I have to add some nuance to this. The OP mentioned SQXSORT so this is about the execution plan the optimizer has decided upon. It is what one sees when running SQL with the _TREE and _METHOD options. This sorting will occur if the decision was made to sort intermediate sets for best performance, probably to do a match/merge. It is not something that is under the control of the user. Only few options exist that allow for influencing the optimizer using hints in the code. Eg. noindex=yes. A query is like algebra, no matter what approach you take in solving a problem, there can only be one correct outcom. The optimizer does what it's ment to do, optimize the path taken to resolve the query, and should not influcence the result set.
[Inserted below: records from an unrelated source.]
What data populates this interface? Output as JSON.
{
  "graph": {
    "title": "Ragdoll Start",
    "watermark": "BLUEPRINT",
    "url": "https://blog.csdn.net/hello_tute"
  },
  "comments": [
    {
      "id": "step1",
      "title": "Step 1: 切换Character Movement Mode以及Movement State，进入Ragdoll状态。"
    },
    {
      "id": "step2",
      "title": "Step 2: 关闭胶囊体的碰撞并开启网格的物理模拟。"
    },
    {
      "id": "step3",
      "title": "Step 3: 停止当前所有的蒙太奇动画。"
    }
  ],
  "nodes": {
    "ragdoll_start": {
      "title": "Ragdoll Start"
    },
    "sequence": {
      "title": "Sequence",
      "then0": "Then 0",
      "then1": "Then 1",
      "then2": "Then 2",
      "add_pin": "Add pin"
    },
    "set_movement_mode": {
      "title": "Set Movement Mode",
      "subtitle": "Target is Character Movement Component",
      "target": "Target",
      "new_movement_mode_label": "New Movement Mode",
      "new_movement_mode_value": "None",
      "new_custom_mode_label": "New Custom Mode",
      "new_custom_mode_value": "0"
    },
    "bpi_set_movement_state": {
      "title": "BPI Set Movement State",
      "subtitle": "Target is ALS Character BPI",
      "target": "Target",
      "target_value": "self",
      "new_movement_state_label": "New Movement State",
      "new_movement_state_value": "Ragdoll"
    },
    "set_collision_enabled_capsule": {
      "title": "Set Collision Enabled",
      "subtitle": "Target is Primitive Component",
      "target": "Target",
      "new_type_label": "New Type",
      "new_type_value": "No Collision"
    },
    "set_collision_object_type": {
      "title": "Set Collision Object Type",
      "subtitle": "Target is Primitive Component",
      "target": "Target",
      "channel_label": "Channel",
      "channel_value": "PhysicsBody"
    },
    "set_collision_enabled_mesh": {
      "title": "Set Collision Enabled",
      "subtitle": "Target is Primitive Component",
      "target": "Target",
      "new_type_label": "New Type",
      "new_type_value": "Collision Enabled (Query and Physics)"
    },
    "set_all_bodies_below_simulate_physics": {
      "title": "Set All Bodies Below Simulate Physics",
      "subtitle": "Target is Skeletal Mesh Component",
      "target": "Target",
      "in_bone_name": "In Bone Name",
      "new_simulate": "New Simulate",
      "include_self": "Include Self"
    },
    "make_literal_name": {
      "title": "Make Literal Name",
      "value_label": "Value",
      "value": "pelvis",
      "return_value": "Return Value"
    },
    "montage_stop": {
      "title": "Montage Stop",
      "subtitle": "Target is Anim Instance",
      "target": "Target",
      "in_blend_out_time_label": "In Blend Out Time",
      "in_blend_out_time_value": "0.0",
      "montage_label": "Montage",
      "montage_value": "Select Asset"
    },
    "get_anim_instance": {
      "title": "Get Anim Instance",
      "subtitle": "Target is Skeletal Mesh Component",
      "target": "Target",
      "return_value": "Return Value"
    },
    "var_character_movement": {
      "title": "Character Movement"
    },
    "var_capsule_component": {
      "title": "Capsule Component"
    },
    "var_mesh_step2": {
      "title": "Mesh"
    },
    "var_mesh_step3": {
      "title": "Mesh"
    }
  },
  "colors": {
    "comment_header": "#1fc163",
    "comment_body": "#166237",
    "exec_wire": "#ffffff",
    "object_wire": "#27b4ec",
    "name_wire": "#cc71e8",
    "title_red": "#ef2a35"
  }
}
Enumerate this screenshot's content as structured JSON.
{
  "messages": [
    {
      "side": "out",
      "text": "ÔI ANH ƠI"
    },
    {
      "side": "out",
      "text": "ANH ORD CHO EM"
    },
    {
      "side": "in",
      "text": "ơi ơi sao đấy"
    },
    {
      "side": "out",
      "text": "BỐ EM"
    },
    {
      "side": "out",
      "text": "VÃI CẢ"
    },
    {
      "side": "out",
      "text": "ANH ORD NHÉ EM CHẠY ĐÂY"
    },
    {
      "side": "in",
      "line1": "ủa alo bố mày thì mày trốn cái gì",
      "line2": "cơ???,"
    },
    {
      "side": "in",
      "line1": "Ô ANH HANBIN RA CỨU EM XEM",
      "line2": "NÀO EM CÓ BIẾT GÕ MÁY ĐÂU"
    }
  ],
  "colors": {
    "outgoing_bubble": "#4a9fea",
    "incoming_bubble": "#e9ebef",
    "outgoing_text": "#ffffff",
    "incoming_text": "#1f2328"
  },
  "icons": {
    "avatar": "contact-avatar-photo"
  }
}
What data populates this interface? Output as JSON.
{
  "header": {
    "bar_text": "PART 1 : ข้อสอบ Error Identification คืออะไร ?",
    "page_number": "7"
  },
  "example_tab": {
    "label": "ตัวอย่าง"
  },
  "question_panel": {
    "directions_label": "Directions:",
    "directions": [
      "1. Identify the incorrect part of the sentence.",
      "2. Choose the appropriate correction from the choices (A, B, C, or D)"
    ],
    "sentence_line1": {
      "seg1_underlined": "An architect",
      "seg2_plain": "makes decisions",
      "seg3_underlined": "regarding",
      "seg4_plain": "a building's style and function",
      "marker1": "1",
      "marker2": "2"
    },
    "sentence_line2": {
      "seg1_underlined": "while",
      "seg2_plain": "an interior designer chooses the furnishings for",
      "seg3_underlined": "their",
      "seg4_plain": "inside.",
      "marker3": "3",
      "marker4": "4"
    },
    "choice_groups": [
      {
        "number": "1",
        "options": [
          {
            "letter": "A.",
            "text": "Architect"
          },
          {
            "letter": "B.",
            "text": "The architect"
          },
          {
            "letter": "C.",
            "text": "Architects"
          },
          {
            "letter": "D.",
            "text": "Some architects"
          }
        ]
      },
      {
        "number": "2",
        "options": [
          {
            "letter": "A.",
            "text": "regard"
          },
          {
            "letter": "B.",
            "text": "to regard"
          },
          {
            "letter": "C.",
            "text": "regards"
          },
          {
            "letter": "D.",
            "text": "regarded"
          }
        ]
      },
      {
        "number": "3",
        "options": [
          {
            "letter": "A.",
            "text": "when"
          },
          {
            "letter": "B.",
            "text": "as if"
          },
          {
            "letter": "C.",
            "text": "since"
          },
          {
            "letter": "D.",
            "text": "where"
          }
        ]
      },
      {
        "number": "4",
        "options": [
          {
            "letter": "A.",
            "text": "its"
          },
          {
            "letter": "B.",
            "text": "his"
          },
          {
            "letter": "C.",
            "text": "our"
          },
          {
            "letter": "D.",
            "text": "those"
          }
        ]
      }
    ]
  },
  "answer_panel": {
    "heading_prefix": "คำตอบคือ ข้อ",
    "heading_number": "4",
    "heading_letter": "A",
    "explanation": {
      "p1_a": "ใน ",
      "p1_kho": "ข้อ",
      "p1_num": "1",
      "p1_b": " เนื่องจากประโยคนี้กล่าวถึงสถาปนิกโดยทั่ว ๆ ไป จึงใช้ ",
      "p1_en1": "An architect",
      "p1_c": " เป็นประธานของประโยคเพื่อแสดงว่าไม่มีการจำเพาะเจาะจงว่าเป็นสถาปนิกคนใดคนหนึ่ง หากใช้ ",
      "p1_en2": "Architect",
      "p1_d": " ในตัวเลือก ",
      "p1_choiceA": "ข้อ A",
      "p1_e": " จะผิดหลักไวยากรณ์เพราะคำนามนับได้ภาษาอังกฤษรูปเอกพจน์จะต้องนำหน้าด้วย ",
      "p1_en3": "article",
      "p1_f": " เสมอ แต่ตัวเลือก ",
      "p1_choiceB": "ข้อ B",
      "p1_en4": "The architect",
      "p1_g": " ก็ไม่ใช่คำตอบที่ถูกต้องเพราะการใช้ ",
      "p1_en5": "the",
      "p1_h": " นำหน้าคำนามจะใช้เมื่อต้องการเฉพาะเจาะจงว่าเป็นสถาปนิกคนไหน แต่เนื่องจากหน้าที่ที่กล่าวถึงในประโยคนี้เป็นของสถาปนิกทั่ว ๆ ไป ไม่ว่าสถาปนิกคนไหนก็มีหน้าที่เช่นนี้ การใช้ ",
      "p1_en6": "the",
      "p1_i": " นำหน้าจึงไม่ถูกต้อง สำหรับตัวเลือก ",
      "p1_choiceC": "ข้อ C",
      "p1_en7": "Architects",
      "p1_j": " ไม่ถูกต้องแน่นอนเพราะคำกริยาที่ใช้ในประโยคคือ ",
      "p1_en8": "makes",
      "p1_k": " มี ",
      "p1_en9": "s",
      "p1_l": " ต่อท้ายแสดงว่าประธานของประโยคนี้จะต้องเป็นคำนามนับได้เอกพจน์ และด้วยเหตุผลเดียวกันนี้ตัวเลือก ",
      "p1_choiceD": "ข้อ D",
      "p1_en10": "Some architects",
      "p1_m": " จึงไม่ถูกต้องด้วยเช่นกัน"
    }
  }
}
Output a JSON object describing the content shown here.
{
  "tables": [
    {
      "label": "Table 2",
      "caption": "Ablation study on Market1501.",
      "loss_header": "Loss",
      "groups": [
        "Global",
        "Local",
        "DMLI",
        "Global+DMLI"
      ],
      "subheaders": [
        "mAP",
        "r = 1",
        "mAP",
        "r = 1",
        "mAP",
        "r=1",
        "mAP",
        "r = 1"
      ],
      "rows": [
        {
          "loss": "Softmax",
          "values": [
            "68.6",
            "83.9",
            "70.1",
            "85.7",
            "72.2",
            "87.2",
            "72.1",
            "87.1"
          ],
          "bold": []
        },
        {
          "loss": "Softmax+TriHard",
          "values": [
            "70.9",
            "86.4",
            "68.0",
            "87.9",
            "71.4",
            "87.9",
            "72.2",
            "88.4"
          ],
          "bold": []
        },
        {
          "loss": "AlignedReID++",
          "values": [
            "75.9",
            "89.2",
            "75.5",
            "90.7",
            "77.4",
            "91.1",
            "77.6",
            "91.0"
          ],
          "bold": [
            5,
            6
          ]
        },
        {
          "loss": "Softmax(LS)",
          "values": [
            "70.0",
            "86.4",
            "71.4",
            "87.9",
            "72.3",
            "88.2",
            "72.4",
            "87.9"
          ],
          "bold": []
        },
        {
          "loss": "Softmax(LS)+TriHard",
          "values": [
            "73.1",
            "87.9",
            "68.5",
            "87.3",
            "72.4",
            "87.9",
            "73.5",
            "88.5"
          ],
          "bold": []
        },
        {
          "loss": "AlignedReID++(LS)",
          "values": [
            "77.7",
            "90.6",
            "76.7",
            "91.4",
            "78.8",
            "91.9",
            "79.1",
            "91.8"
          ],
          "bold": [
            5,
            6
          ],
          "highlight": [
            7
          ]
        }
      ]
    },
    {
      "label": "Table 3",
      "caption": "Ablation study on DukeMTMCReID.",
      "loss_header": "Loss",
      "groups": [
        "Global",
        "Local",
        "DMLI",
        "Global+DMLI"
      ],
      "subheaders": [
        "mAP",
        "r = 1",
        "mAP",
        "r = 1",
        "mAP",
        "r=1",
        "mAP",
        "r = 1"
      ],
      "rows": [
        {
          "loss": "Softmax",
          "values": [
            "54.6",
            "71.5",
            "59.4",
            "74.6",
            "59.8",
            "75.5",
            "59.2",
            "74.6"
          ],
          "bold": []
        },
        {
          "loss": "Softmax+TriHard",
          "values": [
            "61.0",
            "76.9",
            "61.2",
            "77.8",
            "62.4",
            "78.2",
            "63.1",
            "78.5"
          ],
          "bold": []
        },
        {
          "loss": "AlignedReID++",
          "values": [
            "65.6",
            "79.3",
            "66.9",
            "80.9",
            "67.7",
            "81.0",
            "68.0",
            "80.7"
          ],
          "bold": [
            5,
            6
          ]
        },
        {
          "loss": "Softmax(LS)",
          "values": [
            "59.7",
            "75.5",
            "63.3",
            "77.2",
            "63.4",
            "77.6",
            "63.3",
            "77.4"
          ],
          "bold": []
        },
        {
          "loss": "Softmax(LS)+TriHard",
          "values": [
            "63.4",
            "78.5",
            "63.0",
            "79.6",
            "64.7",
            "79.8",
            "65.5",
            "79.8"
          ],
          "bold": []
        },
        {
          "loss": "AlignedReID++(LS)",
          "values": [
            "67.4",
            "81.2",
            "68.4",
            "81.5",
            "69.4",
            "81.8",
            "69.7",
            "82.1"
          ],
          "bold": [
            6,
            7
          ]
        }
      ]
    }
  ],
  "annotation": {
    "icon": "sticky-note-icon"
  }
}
If it does that that's a bug.
The use of unsuported or undocumented features like MONOTONIC() may indeed be the cause of the different result, but would disqualify any complaints.
Anyway, unless we get to see some code, logs and what have you we can only be guessing.
04-01-2016 06:29 PM - edited 04-01-2016 06:32 PM
I think this could well be the same problem we experienced with SAS SQL when migrating from 9.3 to 9.4.
We found that some of our queries resulted in a different order of output data where no ORDER BY was explicitly specified when comparing 9.3 with 9.4 (using identical code and input data). We fixed the problem by putting in ORDER BY statements to retain the same data order as in 9.3.
This issue was only apparent for some more complicated queries and we never really nailed the exact circumstances under which it would happen. We suspect this issue was caused by SQL optimiser changes in 9.4.
04-02-2016 04:16 AM
04-03-2016 07:43 PM
@LinusH - well I wouldn't necessarily describe it as misbehaving, more a case of being consistently different - that SAS 9.4 often gives you a different default output data order than 9.2/9.3. It has convinced me to be more diligent with ORDER BY's though...
BTW, I also found SQL queries that worked in 9.3 that gave the wrong results in 9.4. I tracked the problem to SAS and as far as I'm aware they are looking to resolve this in a later release.
04-04-2016 04:06 PM
A small but important change betweem 9.2 and 9.4 is visible:
sqxsort sqxsrc( BCW_DTL.ETL_WORK_ITEM_NUM ) sqxsort sqxsrc( WORK.W667SN06_RULE4_3 )
sqxsort sqxsrc( BCW_DTL.ETL_WORK_ITEM_NUM ) sqxsrc( WORK.W667SN06_RULE4_3 )
If I examine the operations on WORK.W667SN06_RULE4_3 leading up to the SQL query, I see that this dataset is sorted shortly before the SQL query. This fact is recorded in the descriptive header of the dataset and can be used by subsequent operations to prevent unnecessary sorts. It is plausible that the 9.4 optimizer takes this into account and eliminates the sort (sqxsort) but just sequentially reads the the source rows from the table (sqxsrc). This can siginificantly speed up queries. A clear improvement of the 9.2 query plan.
Other than that I see no issues with this job. You will have to explain where the differences between the versions really matter. As implied before the output of _METHOD / _TREE is no a problem in itself. carefully inspect and compare work.W667TARG_RULE5_1 in both cases. If it is the order in which the rows are retrieved are different I refer to the response from @LinusH that explains the order of the rows cannot be relied upon unless you use a ORDER BY clause or simply run a proc sort afterwards. If the input data is the same but the output is not either 9.2 or 9.4 is at fault. If the generated SQL is different (I didn't see it but no guarantee here) DI Studio may be at fault. Either way I.M.O. SAS Support should be contacted. Be prepared to send them your data.